HOW TO COMPLETE THIS TASK
Provide nothing except how many lines of the data contain the word "Authenticate".

.....

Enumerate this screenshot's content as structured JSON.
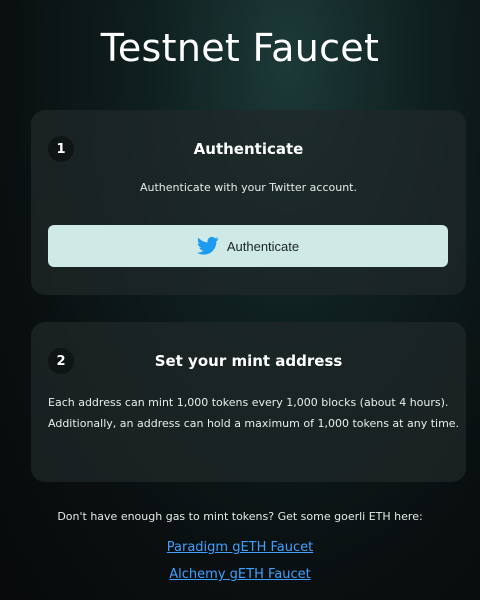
{
  "page": {
    "title": "Testnet Faucet"
  },
  "step1": {
    "number": "1",
    "title": "Authenticate",
    "description": "Authenticate with your Twitter account.",
    "button_label": "Authenticate",
    "button_icon": "twitter-icon",
    "button_bg": "#cfe9e6",
    "icon_color": "#1d9bf0"
  },
  "step2": {
    "number": "2",
    "title": "Set your mint address",
    "body_line1": "Each address can mint 1,000 tokens every 1,000 blocks (about 4 hours).",
    "body_line2": "Additionally, an address can hold a maximum of 1,000 tokens at any time."
  },
  "footer": {
    "note": "Don't have enough gas to mint tokens? Get some goerli ETH here:",
    "links": [
      {
        "label": "Paradigm gETH Faucet"
      },
      {
        "label": "Alchemy gETH Faucet"
      }
    ],
    "link_color": "#3ea1ff"
  }
}
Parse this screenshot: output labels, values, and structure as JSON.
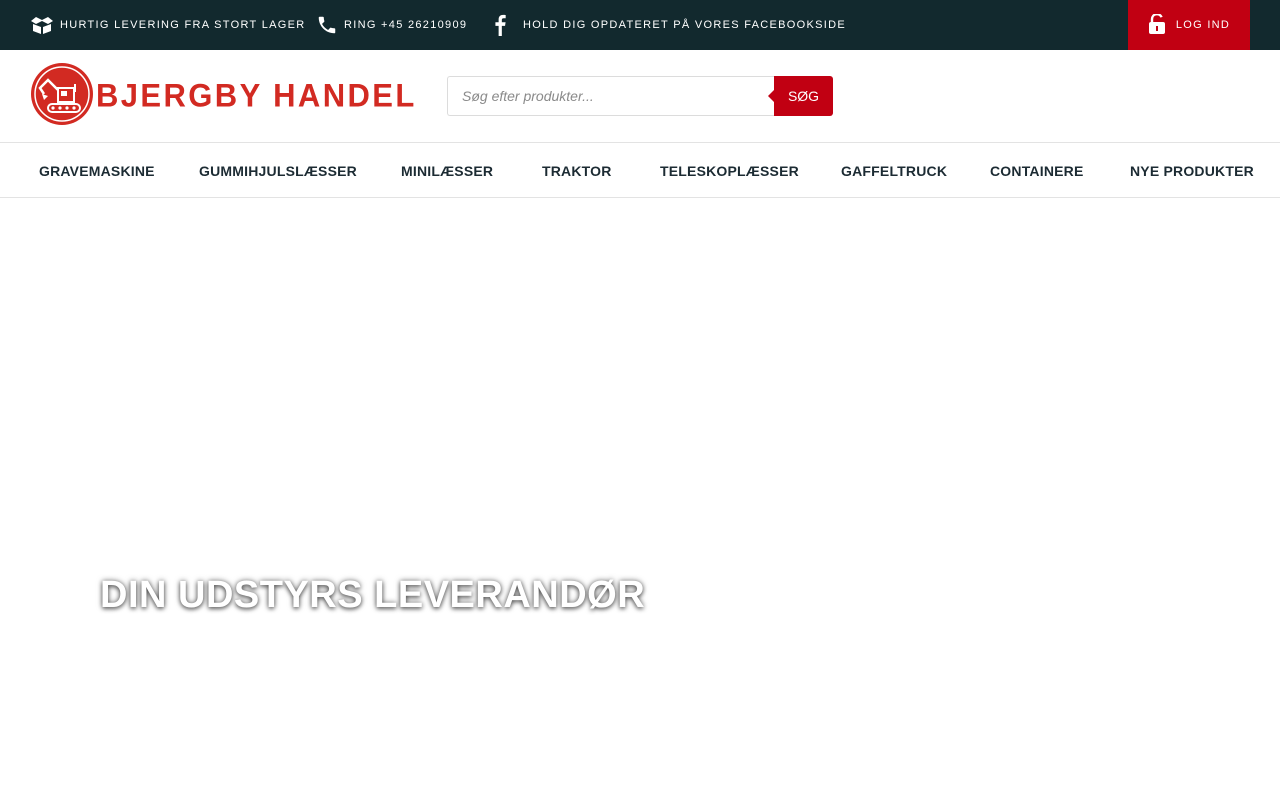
{
  "topbar": {
    "delivery": {
      "icon": "box-icon",
      "label": "HURTIG LEVERING FRA STORT LAGER"
    },
    "phone": {
      "icon": "phone-icon",
      "label": "RING +45 26210909"
    },
    "facebook": {
      "icon": "facebook-icon",
      "label": "HOLD DIG OPDATERET PÅ VORES FACEBOOKSIDE"
    },
    "login": {
      "icon": "unlock-icon",
      "label": "LOG IND"
    }
  },
  "header": {
    "logo_text": "BJERGBY HANDEL",
    "search": {
      "placeholder": "Søg efter produkter...",
      "value": "",
      "button_label": "SØG"
    }
  },
  "nav": {
    "items": [
      {
        "label": "GRAVEMASKINE"
      },
      {
        "label": "GUMMIHJULSLÆSSER"
      },
      {
        "label": "MINILÆSSER"
      },
      {
        "label": "TRAKTOR"
      },
      {
        "label": "TELESKOPLÆSSER"
      },
      {
        "label": "GAFFELTRUCK"
      },
      {
        "label": "CONTAINERE"
      },
      {
        "label": "NYE PRODUKTER"
      }
    ]
  },
  "hero": {
    "title": "DIN UDSTYRS LEVERANDØR"
  },
  "colors": {
    "topbar_bg": "#12292e",
    "accent": "#c10012",
    "logo_red": "#d22a22",
    "nav_text": "#1c2b33"
  }
}
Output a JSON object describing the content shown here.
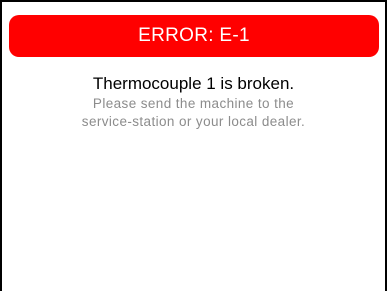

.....

SOLUTION
3